District of Columbia health officials yesterday shut down a food service program for the elderly at St. Stephen and the Incarnation Church, where the officials said vermin, unsanitary conditions and substandard equipment were discovered.

The facility, called the Change, Inc., Nutrition Program for the Elderly, had operated several years without a license and consequently had never been inspected, according to Dr. Bailus Walker, D.C. environmental health administrator.

Inspectors found "critical deficiecies" in the basement kitchen at 16th and Newton Streets NW, including heavy rat and roach infestation and dirty toilet facilities, Walker said.

Health inspectors said they learned that the facility serves meals to about 300 elderly persons, including about 35 members [WORDS ILLEGIBLE] run by the [WORDS ILLEGIBLE] sources at the Area B [WORD ILLEGIBLE] by Mental Health Center, 1125 Spring Rd. NW.

A DHR official acknowledged that clients of the agency were served by the unlicensed facility, but said he did not know whether DHR contracted for the service.

A spokeswoman for Change, Inc., an upper Cardozo neighborhood improvement program, said the nutrition service was not under their jurisdiction, but shared Change, Inc. offices.

Clarence Hunter, senior warder at St. Stephen, said the food service used church facilities but was operated independently. Verna Burke, head of the food program, who accepted the health citation, could not be reached for comment.

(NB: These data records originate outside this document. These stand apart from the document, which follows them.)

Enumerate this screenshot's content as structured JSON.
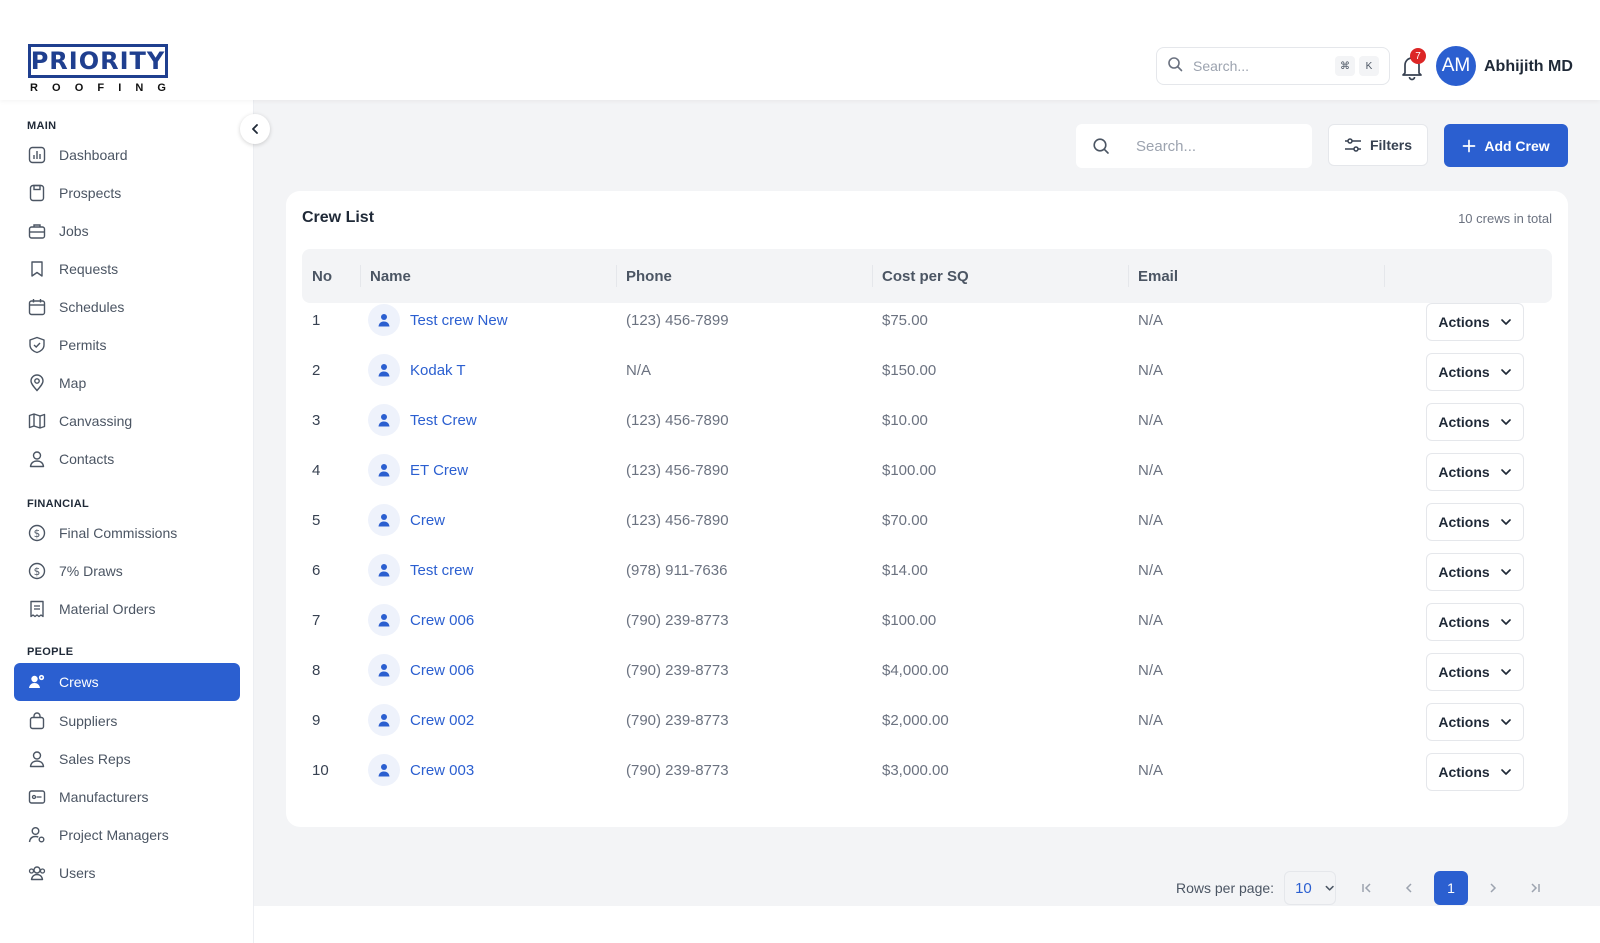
{
  "brand": {
    "name": "PRIORITY",
    "subtitle": [
      "R",
      "O",
      "O",
      "F",
      "I",
      "N",
      "G"
    ],
    "color": "#1f3f8f"
  },
  "header": {
    "search_placeholder": "Search...",
    "shortcut_keys": [
      "⌘",
      "K"
    ],
    "notification_count": "7",
    "user_initials": "AM",
    "user_name": "Abhijith MD"
  },
  "sidebar": {
    "sections": [
      {
        "title": "MAIN",
        "items": [
          {
            "label": "Dashboard",
            "icon": "dashboard-icon"
          },
          {
            "label": "Prospects",
            "icon": "prospects-icon"
          },
          {
            "label": "Jobs",
            "icon": "briefcase-icon"
          },
          {
            "label": "Requests",
            "icon": "bookmark-icon"
          },
          {
            "label": "Schedules",
            "icon": "calendar-icon"
          },
          {
            "label": "Permits",
            "icon": "shield-icon"
          },
          {
            "label": "Map",
            "icon": "map-pin-icon"
          },
          {
            "label": "Canvassing",
            "icon": "map-icon"
          },
          {
            "label": "Contacts",
            "icon": "user-icon"
          }
        ]
      },
      {
        "title": "FINANCIAL",
        "items": [
          {
            "label": "Final Commissions",
            "icon": "dollar-icon"
          },
          {
            "label": "7% Draws",
            "icon": "dollar-icon"
          },
          {
            "label": "Material Orders",
            "icon": "receipt-icon"
          }
        ]
      },
      {
        "title": "PEOPLE",
        "items": [
          {
            "label": "Crews",
            "icon": "crews-icon",
            "active": true
          },
          {
            "label": "Suppliers",
            "icon": "bag-icon"
          },
          {
            "label": "Sales Reps",
            "icon": "user-icon"
          },
          {
            "label": "Manufacturers",
            "icon": "factory-icon"
          },
          {
            "label": "Project Managers",
            "icon": "user-gear-icon"
          },
          {
            "label": "Users",
            "icon": "users-icon"
          }
        ]
      }
    ]
  },
  "toolbar": {
    "search_placeholder": "Search...",
    "filters_label": "Filters",
    "add_label": "Add Crew"
  },
  "crew_list": {
    "title": "Crew List",
    "total_label": "10 crews in total",
    "columns": [
      "No",
      "Name",
      "Phone",
      "Cost per SQ",
      "Email"
    ],
    "action_label": "Actions",
    "rows": [
      {
        "no": "1",
        "name": "Test crew New",
        "phone": "(123) 456-7899",
        "cost": "$75.00",
        "email": "N/A"
      },
      {
        "no": "2",
        "name": "Kodak T",
        "phone": "N/A",
        "cost": "$150.00",
        "email": "N/A"
      },
      {
        "no": "3",
        "name": "Test Crew",
        "phone": "(123) 456-7890",
        "cost": "$10.00",
        "email": "N/A"
      },
      {
        "no": "4",
        "name": "ET Crew",
        "phone": "(123) 456-7890",
        "cost": "$100.00",
        "email": "N/A"
      },
      {
        "no": "5",
        "name": "Crew",
        "phone": "(123) 456-7890",
        "cost": "$70.00",
        "email": "N/A"
      },
      {
        "no": "6",
        "name": "Test crew",
        "phone": "(978) 911-7636",
        "cost": "$14.00",
        "email": "N/A"
      },
      {
        "no": "7",
        "name": "Crew 006",
        "phone": "(790) 239-8773",
        "cost": "$100.00",
        "email": "N/A"
      },
      {
        "no": "8",
        "name": "Crew 006",
        "phone": "(790) 239-8773",
        "cost": "$4,000.00",
        "email": "N/A"
      },
      {
        "no": "9",
        "name": "Crew 002",
        "phone": "(790) 239-8773",
        "cost": "$2,000.00",
        "email": "N/A"
      },
      {
        "no": "10",
        "name": "Crew 003",
        "phone": "(790) 239-8773",
        "cost": "$3,000.00",
        "email": "N/A"
      }
    ]
  },
  "pagination": {
    "rows_per_page_label": "Rows per page:",
    "rows_per_page": "10",
    "current_page": "1"
  },
  "colors": {
    "accent": "#2b5fd0",
    "badge": "#dc2626",
    "background": "#f3f4f6"
  }
}
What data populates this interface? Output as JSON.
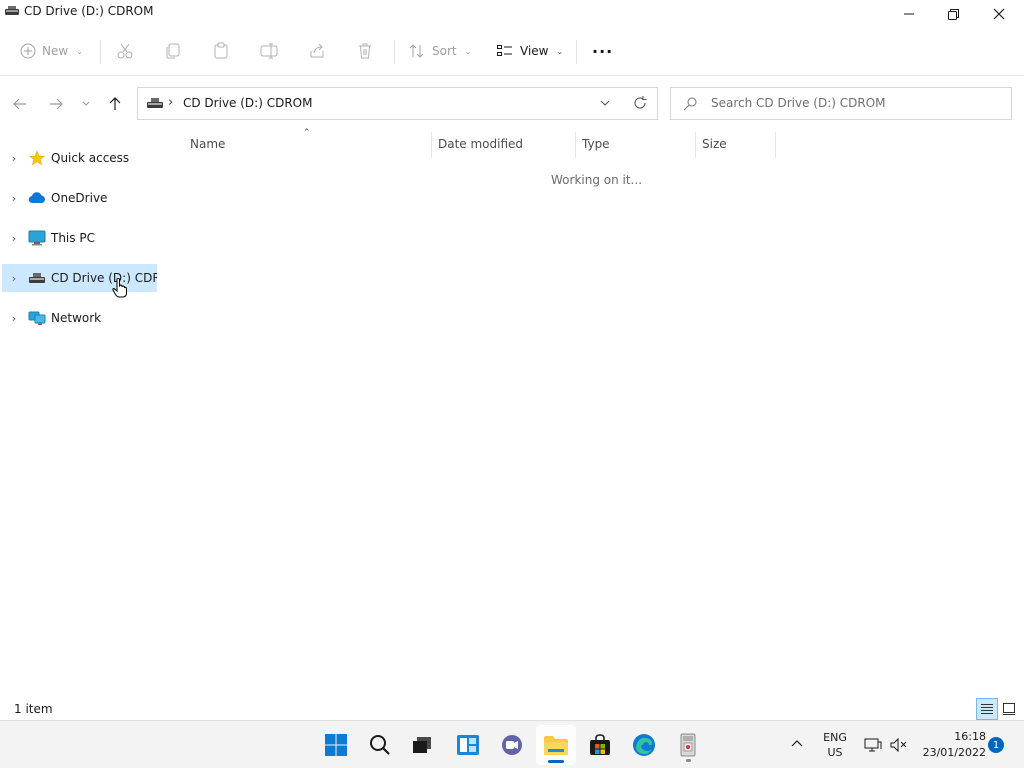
{
  "window": {
    "title": "CD Drive (D:) CDROM"
  },
  "commandbar": {
    "new_label": "New",
    "sort_label": "Sort",
    "view_label": "View",
    "more_label": "···"
  },
  "address": {
    "path": "CD Drive (D:) CDROM",
    "separator": "›"
  },
  "search": {
    "placeholder": "Search CD Drive (D:) CDROM"
  },
  "sidebar": {
    "items": [
      {
        "label": "Quick access",
        "icon": "star-icon"
      },
      {
        "label": "OneDrive",
        "icon": "cloud-icon"
      },
      {
        "label": "This PC",
        "icon": "monitor-icon"
      },
      {
        "label": "CD Drive (D:) CDROM",
        "icon": "cd-drive-icon",
        "selected": true
      },
      {
        "label": "Network",
        "icon": "network-icon"
      }
    ]
  },
  "columns": {
    "name": "Name",
    "date_modified": "Date modified",
    "type": "Type",
    "size": "Size"
  },
  "content": {
    "status_message": "Working on it..."
  },
  "statusbar": {
    "item_count": "1 item"
  },
  "taskbar": {
    "language": "ENG",
    "region": "US",
    "time": "16:18",
    "date": "23/01/2022",
    "notification_count": "1"
  },
  "colors": {
    "accent": "#0067c0",
    "selection": "#cce8ff"
  }
}
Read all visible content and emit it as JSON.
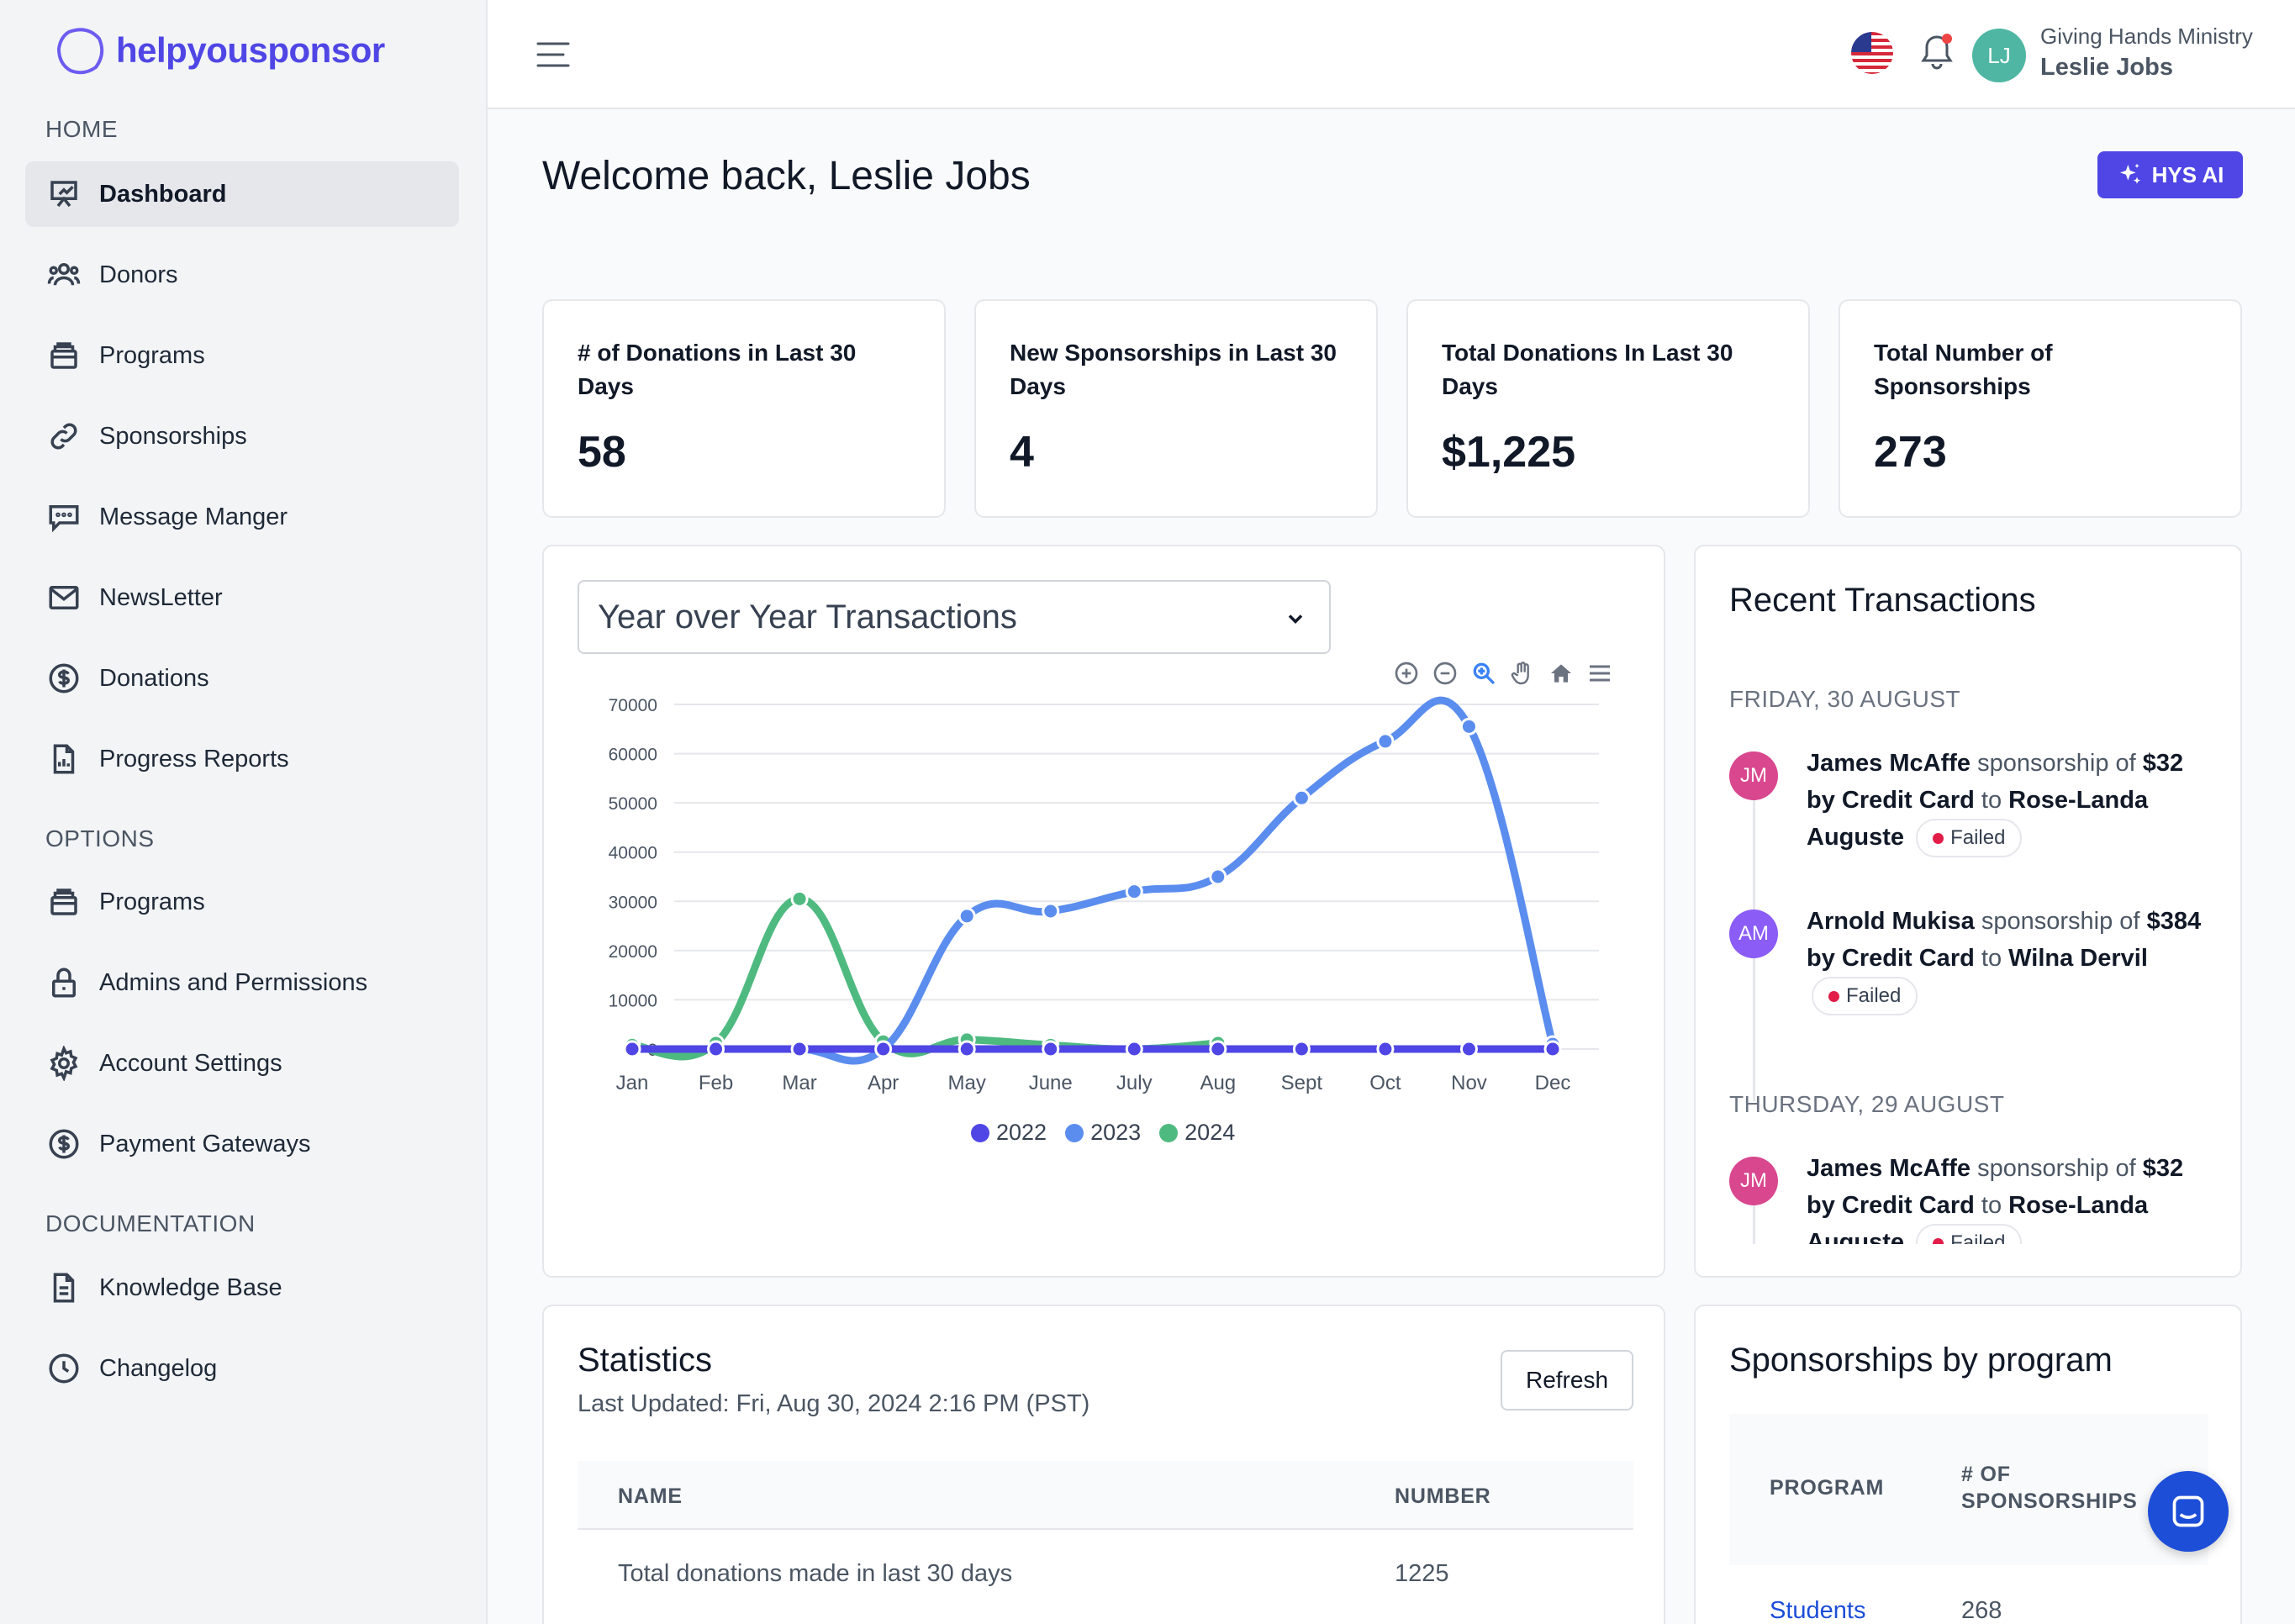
{
  "brand": {
    "name": "helpyousponsor"
  },
  "sidebar": {
    "sections": {
      "home": "HOME",
      "options": "OPTIONS",
      "documentation": "DOCUMENTATION"
    },
    "home_items": [
      {
        "label": "Dashboard",
        "icon": "presentation-chart-icon"
      },
      {
        "label": "Donors",
        "icon": "users-icon"
      },
      {
        "label": "Programs",
        "icon": "archive-box-icon"
      },
      {
        "label": "Sponsorships",
        "icon": "link-icon"
      },
      {
        "label": "Message Manger",
        "icon": "chat-icon"
      },
      {
        "label": "NewsLetter",
        "icon": "envelope-icon"
      },
      {
        "label": "Donations",
        "icon": "dollar-circle-icon"
      },
      {
        "label": "Progress Reports",
        "icon": "report-icon"
      }
    ],
    "option_items": [
      {
        "label": "Programs",
        "icon": "archive-box-icon"
      },
      {
        "label": "Admins and Permissions",
        "icon": "lock-icon"
      },
      {
        "label": "Account Settings",
        "icon": "gear-icon"
      },
      {
        "label": "Payment Gateways",
        "icon": "dollar-circle-icon"
      }
    ],
    "doc_items": [
      {
        "label": "Knowledge Base",
        "icon": "document-icon"
      },
      {
        "label": "Changelog",
        "icon": "clock-icon"
      }
    ]
  },
  "topbar": {
    "org": "Giving Hands Ministry",
    "user": "Leslie Jobs",
    "initials": "LJ"
  },
  "main": {
    "welcome": "Welcome back, Leslie Jobs",
    "ai_button": "HYS AI"
  },
  "stats": [
    {
      "label": "# of Donations in Last 30 Days",
      "value": "58"
    },
    {
      "label": "New Sponsorships in Last 30 Days",
      "value": "4"
    },
    {
      "label": "Total Donations In Last 30 Days",
      "value": "$1,225"
    },
    {
      "label": "Total Number of Sponsorships",
      "value": "273"
    }
  ],
  "chart": {
    "select_value": "Year over Year Transactions"
  },
  "chart_data": {
    "type": "line",
    "categories": [
      "Jan",
      "Feb",
      "Mar",
      "Apr",
      "May",
      "June",
      "July",
      "Aug",
      "Sept",
      "Oct",
      "Nov",
      "Dec"
    ],
    "ylim": [
      0,
      70000
    ],
    "yticks": [
      0,
      10000,
      20000,
      30000,
      40000,
      50000,
      60000,
      70000
    ],
    "series": [
      {
        "name": "2022",
        "color": "#4f46e5",
        "values": [
          0,
          0,
          0,
          0,
          0,
          0,
          0,
          0,
          0,
          0,
          0,
          0
        ]
      },
      {
        "name": "2023",
        "color": "#5b8def",
        "values": [
          0,
          0,
          0,
          0,
          27000,
          28000,
          32000,
          35000,
          51000,
          62500,
          65500,
          1000
        ]
      },
      {
        "name": "2024",
        "color": "#4fba80",
        "values": [
          800,
          1200,
          30500,
          1500,
          1900,
          800,
          0,
          1200,
          null,
          null,
          null,
          null
        ]
      }
    ]
  },
  "recent": {
    "title": "Recent Transactions",
    "groups": [
      {
        "day": "FRIDAY, 30 AUGUST",
        "items": [
          {
            "initials": "JM",
            "color": "#d9478f",
            "name": "James McAffe",
            "w1": "sponsorship of",
            "amount": "$32 by Credit Card",
            "w2": "to",
            "target": "Rose-Landa Auguste",
            "status": "Failed"
          },
          {
            "initials": "AM",
            "color": "#8b5cf6",
            "name": "Arnold Mukisa",
            "w1": "sponsorship of",
            "amount": "$384 by Credit Card",
            "w2": "to",
            "target": "Wilna Dervil",
            "status": "Failed"
          }
        ]
      },
      {
        "day": "THURSDAY, 29 AUGUST",
        "items": [
          {
            "initials": "JM",
            "color": "#d9478f",
            "name": "James McAffe",
            "w1": "sponsorship of",
            "amount": "$32 by Credit Card",
            "w2": "to",
            "target": "Rose-Landa Auguste",
            "status": "Failed"
          }
        ]
      }
    ]
  },
  "statistics": {
    "title": "Statistics",
    "updated": "Last Updated: Fri, Aug 30, 2024 2:16 PM (PST)",
    "refresh": "Refresh",
    "columns": [
      "NAME",
      "NUMBER"
    ],
    "rows": [
      {
        "name": "Total donations made in last 30 days",
        "number": "1225"
      }
    ]
  },
  "by_program": {
    "title": "Sponsorships by program",
    "columns": [
      "PROGRAM",
      "# OF SPONSORSHIPS"
    ],
    "rows": [
      {
        "program": "Students",
        "count": "268"
      }
    ]
  }
}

Among other deficiencies, health inspectors cited lack of equipment to keep food hot for distribution and temperatures below the level required to prevent contamination in prepared food.